[Website and app data records]
==========
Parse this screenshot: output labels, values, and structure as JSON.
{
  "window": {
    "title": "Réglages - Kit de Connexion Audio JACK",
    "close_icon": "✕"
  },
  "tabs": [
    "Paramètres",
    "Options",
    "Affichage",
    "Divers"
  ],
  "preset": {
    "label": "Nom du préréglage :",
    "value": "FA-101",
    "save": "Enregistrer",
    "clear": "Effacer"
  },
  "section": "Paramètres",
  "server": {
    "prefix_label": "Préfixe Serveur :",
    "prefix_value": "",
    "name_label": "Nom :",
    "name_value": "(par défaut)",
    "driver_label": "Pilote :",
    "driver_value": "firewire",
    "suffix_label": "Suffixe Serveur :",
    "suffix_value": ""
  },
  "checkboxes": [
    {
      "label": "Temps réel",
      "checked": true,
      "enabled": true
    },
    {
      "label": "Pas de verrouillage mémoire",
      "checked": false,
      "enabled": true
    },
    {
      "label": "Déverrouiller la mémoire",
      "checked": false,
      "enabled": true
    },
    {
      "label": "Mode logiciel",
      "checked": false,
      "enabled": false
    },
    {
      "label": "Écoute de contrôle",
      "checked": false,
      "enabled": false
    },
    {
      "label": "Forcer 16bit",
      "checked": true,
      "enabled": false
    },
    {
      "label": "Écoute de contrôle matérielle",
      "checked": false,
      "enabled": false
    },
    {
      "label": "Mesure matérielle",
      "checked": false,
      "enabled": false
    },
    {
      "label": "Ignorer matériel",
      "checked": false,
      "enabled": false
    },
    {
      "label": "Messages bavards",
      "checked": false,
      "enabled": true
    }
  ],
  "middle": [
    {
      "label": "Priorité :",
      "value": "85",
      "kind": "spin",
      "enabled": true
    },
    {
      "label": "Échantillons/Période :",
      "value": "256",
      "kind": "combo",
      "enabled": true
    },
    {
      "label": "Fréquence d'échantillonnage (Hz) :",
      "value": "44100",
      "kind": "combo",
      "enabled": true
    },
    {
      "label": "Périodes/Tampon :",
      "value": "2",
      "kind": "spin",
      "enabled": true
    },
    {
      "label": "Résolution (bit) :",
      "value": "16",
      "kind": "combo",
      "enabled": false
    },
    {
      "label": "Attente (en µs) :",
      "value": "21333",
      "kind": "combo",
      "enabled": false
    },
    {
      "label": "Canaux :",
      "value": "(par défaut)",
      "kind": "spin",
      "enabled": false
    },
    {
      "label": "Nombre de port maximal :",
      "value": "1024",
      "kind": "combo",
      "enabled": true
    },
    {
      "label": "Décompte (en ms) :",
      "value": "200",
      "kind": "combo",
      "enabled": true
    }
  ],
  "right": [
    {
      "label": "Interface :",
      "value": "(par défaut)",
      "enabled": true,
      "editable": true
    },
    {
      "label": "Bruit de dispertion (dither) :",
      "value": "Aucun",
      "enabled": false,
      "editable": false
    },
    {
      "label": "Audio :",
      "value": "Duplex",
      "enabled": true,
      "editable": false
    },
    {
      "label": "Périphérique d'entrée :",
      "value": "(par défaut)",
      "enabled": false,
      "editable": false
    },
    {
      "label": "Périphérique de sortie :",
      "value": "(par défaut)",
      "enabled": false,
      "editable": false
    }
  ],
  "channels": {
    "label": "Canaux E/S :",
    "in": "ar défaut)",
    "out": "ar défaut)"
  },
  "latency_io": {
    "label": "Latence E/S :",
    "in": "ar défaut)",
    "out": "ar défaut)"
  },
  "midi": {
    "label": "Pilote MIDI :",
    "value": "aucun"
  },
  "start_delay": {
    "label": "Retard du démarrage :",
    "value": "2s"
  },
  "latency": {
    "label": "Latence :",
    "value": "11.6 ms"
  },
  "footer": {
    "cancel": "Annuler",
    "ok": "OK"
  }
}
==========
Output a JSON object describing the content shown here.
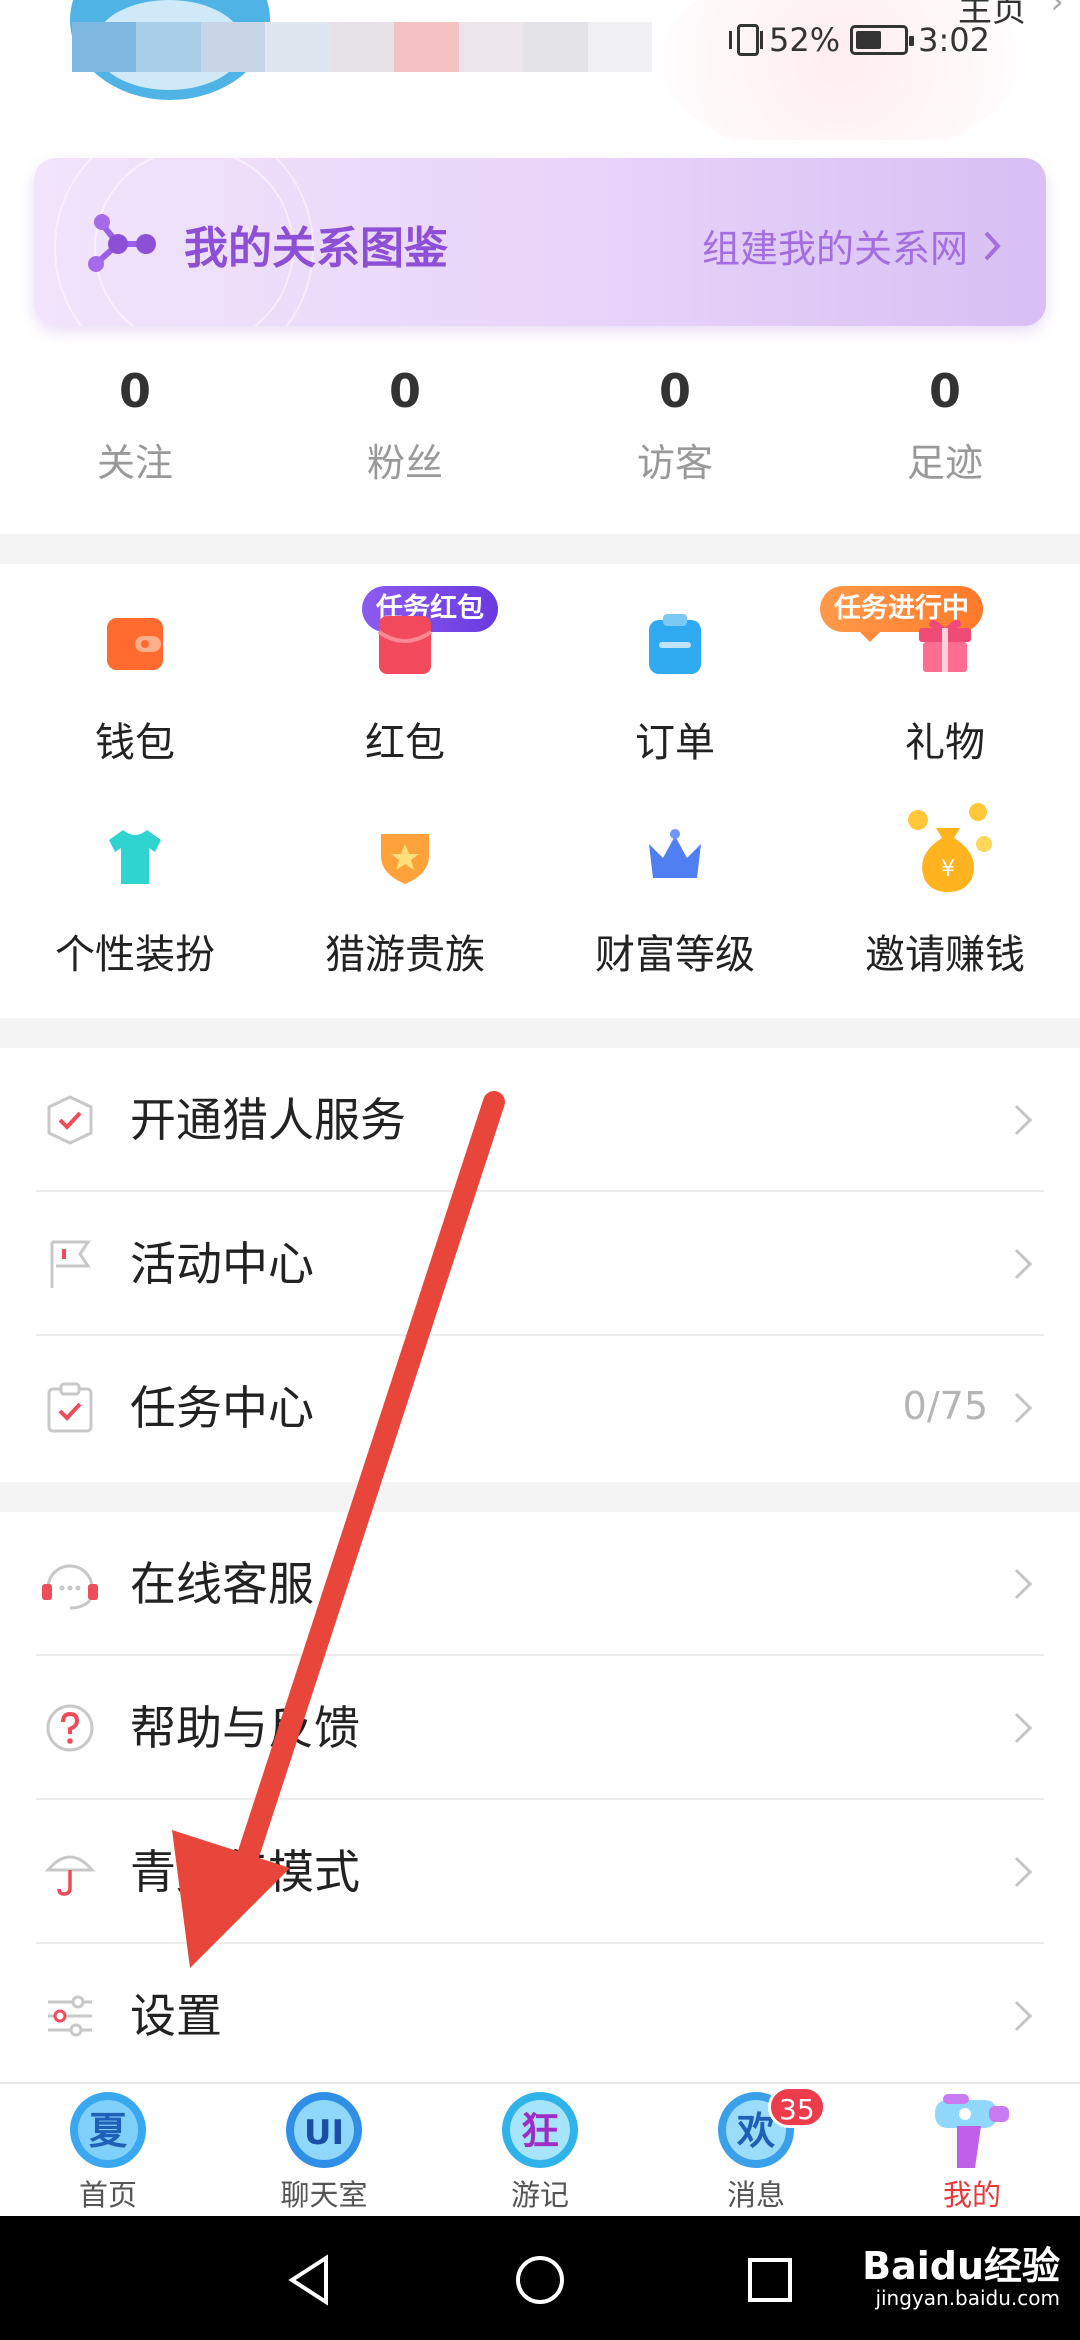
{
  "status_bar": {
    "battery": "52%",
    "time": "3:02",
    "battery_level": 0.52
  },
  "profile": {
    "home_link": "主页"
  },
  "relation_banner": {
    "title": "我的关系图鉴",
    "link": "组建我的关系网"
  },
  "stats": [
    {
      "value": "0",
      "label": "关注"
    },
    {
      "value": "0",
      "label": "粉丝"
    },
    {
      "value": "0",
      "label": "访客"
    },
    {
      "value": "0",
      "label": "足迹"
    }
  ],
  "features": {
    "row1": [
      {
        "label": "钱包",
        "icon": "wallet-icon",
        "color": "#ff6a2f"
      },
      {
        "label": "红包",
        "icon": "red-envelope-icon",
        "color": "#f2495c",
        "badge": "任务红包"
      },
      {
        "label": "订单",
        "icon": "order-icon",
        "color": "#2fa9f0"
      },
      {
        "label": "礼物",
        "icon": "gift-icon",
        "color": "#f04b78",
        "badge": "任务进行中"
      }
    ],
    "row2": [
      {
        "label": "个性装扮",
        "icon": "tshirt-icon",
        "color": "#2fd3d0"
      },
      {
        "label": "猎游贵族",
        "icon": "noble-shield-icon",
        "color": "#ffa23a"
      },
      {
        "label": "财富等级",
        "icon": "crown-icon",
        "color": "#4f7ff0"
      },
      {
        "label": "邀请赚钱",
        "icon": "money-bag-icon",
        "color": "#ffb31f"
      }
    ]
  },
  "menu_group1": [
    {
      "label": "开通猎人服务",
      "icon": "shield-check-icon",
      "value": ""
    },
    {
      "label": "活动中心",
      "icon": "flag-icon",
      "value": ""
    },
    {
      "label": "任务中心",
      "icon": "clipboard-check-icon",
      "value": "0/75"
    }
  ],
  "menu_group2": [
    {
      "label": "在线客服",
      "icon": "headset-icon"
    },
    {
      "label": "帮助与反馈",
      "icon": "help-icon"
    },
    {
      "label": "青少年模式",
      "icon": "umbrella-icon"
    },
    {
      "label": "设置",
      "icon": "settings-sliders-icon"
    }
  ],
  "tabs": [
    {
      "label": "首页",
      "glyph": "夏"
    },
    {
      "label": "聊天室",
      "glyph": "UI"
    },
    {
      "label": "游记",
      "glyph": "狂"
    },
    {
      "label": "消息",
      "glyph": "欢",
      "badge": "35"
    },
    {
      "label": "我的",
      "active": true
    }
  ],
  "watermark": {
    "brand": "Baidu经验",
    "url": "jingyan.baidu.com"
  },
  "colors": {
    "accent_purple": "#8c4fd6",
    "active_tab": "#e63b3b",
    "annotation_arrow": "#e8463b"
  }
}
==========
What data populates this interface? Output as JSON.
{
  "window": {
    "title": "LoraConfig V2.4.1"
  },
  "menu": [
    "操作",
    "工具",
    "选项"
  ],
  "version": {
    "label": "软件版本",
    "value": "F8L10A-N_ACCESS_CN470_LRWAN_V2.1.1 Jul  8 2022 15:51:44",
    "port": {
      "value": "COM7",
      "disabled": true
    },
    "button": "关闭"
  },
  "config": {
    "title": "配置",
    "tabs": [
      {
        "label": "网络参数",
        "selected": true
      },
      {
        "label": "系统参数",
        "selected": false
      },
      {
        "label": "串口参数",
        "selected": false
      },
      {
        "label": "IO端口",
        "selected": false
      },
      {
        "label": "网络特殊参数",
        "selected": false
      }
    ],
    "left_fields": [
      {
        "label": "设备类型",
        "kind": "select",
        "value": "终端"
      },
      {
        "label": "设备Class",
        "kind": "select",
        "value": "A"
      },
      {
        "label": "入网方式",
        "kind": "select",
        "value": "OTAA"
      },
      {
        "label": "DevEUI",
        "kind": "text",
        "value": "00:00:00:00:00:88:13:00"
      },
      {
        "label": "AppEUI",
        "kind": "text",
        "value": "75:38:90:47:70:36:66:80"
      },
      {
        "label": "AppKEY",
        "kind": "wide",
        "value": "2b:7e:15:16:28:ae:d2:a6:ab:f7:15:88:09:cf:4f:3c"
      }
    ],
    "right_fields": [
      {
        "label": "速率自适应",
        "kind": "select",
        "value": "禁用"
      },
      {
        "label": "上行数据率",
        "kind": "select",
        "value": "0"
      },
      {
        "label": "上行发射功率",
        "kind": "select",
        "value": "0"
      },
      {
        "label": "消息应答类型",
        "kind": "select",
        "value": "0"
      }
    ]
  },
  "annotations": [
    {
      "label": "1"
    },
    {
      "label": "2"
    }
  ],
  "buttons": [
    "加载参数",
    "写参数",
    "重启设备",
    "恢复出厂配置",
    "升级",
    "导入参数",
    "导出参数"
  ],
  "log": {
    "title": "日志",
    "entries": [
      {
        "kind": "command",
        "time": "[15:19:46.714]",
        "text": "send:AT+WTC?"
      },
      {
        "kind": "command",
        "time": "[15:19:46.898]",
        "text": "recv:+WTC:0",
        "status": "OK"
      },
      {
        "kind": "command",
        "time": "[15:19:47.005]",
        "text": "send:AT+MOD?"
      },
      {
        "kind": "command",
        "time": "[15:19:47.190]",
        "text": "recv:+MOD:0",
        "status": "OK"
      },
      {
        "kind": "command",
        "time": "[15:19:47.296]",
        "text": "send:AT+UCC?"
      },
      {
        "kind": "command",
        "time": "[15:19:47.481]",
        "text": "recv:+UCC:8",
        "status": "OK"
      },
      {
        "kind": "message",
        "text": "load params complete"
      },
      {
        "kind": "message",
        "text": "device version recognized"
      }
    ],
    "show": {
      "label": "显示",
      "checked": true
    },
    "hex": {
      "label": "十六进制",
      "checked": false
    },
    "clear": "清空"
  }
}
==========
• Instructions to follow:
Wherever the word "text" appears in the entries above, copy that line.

• Output below:
        "kind": "text",
        "kind": "text",
        "text": "send:AT+WTC?"
        "text": "recv:+WTC:0",
        "text": "send:AT+MOD?"
        "text": "recv:+MOD:0",
        "text": "send:AT+UCC?"
        "text": "recv:+UCC:8",
        "text": "load params complete"
        "text": "device version recognized"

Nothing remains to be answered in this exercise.